◆ **Data shown**:
# # # # #

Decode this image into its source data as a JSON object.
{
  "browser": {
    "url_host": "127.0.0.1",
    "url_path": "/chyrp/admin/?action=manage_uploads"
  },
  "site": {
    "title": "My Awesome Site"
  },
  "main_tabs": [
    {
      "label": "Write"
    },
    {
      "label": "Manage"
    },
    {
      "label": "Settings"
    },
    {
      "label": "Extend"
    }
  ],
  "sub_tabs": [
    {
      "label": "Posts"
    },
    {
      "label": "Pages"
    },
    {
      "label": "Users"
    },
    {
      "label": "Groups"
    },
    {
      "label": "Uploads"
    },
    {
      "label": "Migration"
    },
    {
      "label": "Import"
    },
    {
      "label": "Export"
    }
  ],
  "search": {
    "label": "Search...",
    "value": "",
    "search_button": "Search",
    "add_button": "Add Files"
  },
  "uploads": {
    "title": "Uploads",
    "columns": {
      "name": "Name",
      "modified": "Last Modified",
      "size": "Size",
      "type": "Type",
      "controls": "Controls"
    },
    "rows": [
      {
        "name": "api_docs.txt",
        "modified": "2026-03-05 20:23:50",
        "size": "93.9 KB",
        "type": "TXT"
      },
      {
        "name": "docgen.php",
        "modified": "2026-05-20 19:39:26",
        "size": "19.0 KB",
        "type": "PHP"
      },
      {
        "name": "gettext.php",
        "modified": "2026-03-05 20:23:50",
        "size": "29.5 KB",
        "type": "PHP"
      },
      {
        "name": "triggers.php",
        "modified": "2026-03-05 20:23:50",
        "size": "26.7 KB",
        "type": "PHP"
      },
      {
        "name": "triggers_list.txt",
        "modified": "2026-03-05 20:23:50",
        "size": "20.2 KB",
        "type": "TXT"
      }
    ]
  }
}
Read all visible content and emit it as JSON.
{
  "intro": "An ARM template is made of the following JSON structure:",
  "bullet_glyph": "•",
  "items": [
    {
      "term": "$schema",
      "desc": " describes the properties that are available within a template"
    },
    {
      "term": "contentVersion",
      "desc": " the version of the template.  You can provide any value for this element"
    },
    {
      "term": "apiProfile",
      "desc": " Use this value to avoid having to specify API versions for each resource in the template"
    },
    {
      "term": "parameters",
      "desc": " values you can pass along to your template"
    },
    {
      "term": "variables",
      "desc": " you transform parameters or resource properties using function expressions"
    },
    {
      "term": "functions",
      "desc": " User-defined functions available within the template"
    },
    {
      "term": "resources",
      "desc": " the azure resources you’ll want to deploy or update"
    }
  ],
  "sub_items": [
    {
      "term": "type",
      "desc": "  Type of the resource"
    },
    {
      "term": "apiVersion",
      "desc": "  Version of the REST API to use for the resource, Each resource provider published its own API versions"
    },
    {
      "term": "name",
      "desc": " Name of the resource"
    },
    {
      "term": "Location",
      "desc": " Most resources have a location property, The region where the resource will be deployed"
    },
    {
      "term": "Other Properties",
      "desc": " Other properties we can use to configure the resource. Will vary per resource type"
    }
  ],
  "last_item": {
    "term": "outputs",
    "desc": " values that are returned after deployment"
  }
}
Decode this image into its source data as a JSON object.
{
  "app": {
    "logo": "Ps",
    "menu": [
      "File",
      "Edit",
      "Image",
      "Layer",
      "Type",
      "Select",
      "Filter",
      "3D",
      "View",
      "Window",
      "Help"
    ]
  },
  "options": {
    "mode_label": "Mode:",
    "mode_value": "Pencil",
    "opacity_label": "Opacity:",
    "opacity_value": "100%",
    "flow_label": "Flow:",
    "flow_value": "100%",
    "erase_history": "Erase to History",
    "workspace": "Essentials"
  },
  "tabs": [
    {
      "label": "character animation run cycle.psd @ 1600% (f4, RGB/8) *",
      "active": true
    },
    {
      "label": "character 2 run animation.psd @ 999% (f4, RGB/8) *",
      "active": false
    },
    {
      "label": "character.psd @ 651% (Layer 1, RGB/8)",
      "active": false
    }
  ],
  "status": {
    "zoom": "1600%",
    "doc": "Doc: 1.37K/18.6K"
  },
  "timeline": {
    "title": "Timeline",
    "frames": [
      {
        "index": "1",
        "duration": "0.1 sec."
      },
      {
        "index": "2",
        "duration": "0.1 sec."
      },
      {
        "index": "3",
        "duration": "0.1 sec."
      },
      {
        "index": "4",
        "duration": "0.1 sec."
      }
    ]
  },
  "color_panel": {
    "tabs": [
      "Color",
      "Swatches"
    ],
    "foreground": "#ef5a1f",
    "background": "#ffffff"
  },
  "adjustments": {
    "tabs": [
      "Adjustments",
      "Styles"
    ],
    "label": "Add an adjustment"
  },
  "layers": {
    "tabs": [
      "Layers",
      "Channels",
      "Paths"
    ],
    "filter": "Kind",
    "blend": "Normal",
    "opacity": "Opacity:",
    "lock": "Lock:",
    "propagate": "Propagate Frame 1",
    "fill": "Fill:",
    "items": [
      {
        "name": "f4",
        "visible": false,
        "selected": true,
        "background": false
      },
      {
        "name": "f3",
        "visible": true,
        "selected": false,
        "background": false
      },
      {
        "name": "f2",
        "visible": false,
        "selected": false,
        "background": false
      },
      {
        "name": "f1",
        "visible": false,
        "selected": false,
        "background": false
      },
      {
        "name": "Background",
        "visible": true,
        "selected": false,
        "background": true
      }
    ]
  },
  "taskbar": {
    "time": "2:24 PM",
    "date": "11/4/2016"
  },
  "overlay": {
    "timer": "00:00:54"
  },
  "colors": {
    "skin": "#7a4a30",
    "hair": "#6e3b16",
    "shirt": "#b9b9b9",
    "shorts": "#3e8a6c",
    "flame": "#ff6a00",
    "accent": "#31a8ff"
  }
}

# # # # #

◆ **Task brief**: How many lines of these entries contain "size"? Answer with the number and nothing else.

◆ **Response area**: 6